[Start of Attachment]

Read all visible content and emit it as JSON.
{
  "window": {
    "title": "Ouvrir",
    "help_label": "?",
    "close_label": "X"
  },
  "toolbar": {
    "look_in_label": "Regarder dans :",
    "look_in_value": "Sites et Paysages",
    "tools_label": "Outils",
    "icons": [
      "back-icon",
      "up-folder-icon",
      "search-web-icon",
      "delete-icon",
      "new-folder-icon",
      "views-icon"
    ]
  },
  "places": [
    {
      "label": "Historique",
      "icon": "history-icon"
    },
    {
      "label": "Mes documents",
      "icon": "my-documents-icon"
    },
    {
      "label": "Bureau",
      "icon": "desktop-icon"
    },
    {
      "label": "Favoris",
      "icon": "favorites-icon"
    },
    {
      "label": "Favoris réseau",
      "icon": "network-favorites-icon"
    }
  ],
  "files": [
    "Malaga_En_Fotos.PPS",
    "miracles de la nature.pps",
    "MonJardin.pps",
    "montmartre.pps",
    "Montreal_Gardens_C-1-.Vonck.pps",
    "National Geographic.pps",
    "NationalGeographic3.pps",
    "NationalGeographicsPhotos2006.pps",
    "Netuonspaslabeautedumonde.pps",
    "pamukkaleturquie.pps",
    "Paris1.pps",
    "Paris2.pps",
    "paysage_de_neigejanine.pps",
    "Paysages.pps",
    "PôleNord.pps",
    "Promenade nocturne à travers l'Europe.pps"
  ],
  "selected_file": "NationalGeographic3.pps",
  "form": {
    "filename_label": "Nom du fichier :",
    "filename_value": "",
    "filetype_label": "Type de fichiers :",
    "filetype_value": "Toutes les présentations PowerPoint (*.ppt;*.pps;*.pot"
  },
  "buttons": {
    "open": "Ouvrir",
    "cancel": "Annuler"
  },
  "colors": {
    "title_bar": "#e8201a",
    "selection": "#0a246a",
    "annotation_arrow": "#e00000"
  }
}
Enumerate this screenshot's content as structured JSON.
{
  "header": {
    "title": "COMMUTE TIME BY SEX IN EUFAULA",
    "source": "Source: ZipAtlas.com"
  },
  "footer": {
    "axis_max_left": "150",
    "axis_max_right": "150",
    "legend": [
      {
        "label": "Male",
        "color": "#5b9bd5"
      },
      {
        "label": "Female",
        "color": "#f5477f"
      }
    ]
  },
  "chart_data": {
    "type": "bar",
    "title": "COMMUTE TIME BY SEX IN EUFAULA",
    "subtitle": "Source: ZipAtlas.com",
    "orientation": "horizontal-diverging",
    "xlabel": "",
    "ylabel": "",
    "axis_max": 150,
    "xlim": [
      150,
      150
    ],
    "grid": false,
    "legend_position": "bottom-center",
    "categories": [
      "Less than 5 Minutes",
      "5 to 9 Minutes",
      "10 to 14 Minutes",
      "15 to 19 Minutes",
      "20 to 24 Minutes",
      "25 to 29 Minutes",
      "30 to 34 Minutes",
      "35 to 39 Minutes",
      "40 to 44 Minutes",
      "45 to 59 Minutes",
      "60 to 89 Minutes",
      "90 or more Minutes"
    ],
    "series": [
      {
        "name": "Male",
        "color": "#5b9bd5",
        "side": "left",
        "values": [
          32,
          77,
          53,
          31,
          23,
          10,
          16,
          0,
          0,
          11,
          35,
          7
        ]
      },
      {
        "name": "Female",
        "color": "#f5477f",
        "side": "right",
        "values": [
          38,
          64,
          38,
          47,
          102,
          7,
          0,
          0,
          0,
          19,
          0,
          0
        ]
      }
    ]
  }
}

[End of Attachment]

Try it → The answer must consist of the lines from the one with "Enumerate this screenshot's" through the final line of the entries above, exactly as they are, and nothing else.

Completed exercise →
Enumerate this screenshot's content as structured JSON.
{
  "header": {
    "title": "COMMUTE TIME BY SEX IN EUFAULA",
    "source": "Source: ZipAtlas.com"
  },
  "footer": {
    "axis_max_left": "150",
    "axis_max_right": "150",
    "legend": [
      {
        "label": "Male",
        "color": "#5b9bd5"
      },
      {
        "label": "Female",
        "color": "#f5477f"
      }
    ]
  },
  "chart_data": {
    "type": "bar",
    "title": "COMMUTE TIME BY SEX IN EUFAULA",
    "subtitle": "Source: ZipAtlas.com",
    "orientation": "horizontal-diverging",
    "xlabel": "",
    "ylabel": "",
    "axis_max": 150,
    "xlim": [
      150,
      150
    ],
    "grid": false,
    "legend_position": "bottom-center",
    "categories": [
      "Less than 5 Minutes",
      "5 to 9 Minutes",
      "10 to 14 Minutes",
      "15 to 19 Minutes",
      "20 to 24 Minutes",
      "25 to 29 Minutes",
      "30 to 34 Minutes",
      "35 to 39 Minutes",
      "40 to 44 Minutes",
      "45 to 59 Minutes",
      "60 to 89 Minutes",
      "90 or more Minutes"
    ],
    "series": [
      {
        "name": "Male",
        "color": "#5b9bd5",
        "side": "left",
        "values": [
          32,
          77,
          53,
          31,
          23,
          10,
          16,
          0,
          0,
          11,
          35,
          7
        ]
      },
      {
        "name": "Female",
        "color": "#f5477f",
        "side": "right",
        "values": [
          38,
          64,
          38,
          47,
          102,
          7,
          0,
          0,
          0,
          19,
          0,
          0
        ]
      }
    ]
  }
}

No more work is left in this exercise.